With more than 30 million people practicing yoga worldwide, it’s clear that this is no passing trend. People flock to it for all sorts of reasons, and when they find more than they were looking for, they continue on with it. The basics of yoga can be performed anywhere, from in studio to the outdoors or even with an in home personal trainer. The benefits don’t begin at a specific age, though. There are many people who promote yoga as a healthy prenatal activity, which benefits both mother and child. The space between leaving the womb and entering into adulthood shapes an individual’s life. Incorporating yoga into a child’s routine, therefore has incredibly profound effects. Here’s a look at seven ways that yoga is beneficial for children.

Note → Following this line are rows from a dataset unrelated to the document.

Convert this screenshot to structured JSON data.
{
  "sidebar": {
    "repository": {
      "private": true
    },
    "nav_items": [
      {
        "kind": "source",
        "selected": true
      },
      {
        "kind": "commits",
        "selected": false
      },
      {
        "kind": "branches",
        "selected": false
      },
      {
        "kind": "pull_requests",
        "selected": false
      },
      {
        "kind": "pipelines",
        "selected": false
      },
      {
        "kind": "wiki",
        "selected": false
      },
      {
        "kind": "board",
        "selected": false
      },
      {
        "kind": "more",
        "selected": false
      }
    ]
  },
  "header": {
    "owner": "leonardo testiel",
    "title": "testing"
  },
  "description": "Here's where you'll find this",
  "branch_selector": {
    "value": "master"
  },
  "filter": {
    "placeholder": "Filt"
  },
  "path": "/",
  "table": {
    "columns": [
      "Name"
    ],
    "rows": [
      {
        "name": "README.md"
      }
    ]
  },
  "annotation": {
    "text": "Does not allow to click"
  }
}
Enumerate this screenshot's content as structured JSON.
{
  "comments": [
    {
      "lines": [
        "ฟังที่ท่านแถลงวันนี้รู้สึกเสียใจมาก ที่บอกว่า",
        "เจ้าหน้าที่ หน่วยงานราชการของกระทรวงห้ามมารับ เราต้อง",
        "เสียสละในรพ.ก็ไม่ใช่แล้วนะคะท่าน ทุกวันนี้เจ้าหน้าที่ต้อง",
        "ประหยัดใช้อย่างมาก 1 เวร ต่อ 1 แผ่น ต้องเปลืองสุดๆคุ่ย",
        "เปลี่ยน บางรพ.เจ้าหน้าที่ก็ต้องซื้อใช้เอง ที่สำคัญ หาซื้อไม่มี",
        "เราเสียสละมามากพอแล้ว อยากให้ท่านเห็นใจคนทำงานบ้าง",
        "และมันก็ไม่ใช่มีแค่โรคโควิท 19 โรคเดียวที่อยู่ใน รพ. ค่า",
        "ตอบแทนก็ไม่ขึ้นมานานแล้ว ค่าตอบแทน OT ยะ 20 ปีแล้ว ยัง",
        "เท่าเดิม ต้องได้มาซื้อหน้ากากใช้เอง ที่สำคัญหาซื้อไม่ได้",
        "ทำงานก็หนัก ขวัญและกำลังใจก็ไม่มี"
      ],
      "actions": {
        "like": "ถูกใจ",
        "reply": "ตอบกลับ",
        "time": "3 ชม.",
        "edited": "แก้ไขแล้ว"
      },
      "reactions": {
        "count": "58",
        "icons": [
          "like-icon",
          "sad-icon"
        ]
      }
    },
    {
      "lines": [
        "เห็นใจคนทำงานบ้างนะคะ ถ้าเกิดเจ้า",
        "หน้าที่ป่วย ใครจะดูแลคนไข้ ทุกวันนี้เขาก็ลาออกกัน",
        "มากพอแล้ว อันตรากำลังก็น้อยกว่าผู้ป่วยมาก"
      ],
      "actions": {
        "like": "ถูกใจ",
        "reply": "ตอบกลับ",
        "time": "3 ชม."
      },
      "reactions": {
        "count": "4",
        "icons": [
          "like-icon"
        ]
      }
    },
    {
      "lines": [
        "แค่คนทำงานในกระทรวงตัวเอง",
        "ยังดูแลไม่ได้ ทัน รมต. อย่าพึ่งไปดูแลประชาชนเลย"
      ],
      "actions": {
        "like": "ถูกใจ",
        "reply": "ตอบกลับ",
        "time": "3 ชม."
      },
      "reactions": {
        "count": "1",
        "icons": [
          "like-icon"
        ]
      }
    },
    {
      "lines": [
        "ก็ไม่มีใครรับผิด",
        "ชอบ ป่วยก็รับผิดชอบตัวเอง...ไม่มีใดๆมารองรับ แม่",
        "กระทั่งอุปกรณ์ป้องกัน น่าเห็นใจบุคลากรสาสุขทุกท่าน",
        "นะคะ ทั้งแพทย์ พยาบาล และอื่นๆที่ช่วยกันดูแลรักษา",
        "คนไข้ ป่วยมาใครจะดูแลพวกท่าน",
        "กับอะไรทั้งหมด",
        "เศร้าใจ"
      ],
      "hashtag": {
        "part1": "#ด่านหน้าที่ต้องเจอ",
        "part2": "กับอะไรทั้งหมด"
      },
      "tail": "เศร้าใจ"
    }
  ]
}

- Yoga teaches children to accept and love their bodies. In an era where everyone is a celebrity, and kids are glued to reality TV and YouTube, physical activity is rare. However, these traps that children fall into today leave them heavier than ever, and with low self-esteem. While children in these situations might not be able to keep the pace in a competitive sport, they can excel at yoga, and appreciate the capabilities of their bodies.
- Yoga promotes physical health. Not only does it improve self-esteem, but even children who start out at a disadvantage health-wise begin to see healthier, leaner bodies the more they practice. On top of this, they gain better balance, coordination, strength, and flexibility. This pulls them out of unhealthy cycles. They learn to appreciate what they’re capable of and make improvements, and their bodies improve as well. This encourages them to continue, and a healthy cycle is born.
- Yoga reduces stress and anxiety. Through the regulated breathing required in yoga, children learn how to control their bodies better. This is beneficial when emotions rise, as kids can then call upon their yoga training to calm their body’s reaction during a stressful time.
- Yoga improves optimism. Several studies have shown that people who practice yoga are more optimistic. The benefits already listed here show that overall wellbeing comes into place, which can furthermore help children feel more optimistic, and resilient.
- Yoga helps children become more disciplined. As children become more mindful, and learn the power of intention, they also become less impulsive, have the ability to better-regulate their attention, and have improved patience.
- Yoga helps children focus and perform better in school. Naturally, this mindfulness and balance bodes well academically. Some studies suggest that yoga can help children with ADD and ADHD, as long as they participate at least twice per week.
- Yoga sets children up for a lifetime of health and wellness. Synapse formation in the prefrontal cortex occurs in two major growth spurts during childhood. The first is during infancy, and the second happens around age 11 or 12, just before a child hits puberty. After the second growth spurt, the brain begins to drop unused synaptic connections. Those that are being used are strengthened in return. Giving a child the gift of yoga, and all that comes with it, before this neurologic change occurs, can help a child grow into a well-adjusted and balanced adult. Interestingly, it has also been noted that children who engage in yoga are more creative, and this too, is carried with them throughout life if it begins at an early enough age.
This is not to say that children past a certain age don’t benefit from yoga- they do. They benefit just as much as adults do, and in many of the same ways. The difference, however, is that the benefits associated with yoga almost become programmed into a child’s mind if he’s able to explore and enjoy it starting at a young age. Nowadays, yoga is practiced by celebrity tough guys like LeBron James and Michael Jordan, which makes it much easier to get adolescents involved. It’s also part of the curriculum in some public schools, and taught in physical education classes. Despite all this, the most important place for a child to pick it up is at home, as children often follow in the footsteps of their parents and adapt to household changes. Moreover, entire families can do it together, regardless of experience, skill-level, or abilities. It doesn’t matter if your children started yoga prenatally, or if even if they missed the cutoff for optimal neurological benefit. Advantages of yoga can be achieved at any stage, so long as you lead the way.
Daniel Mezherit: Owner and Operator of Fitness on the Go.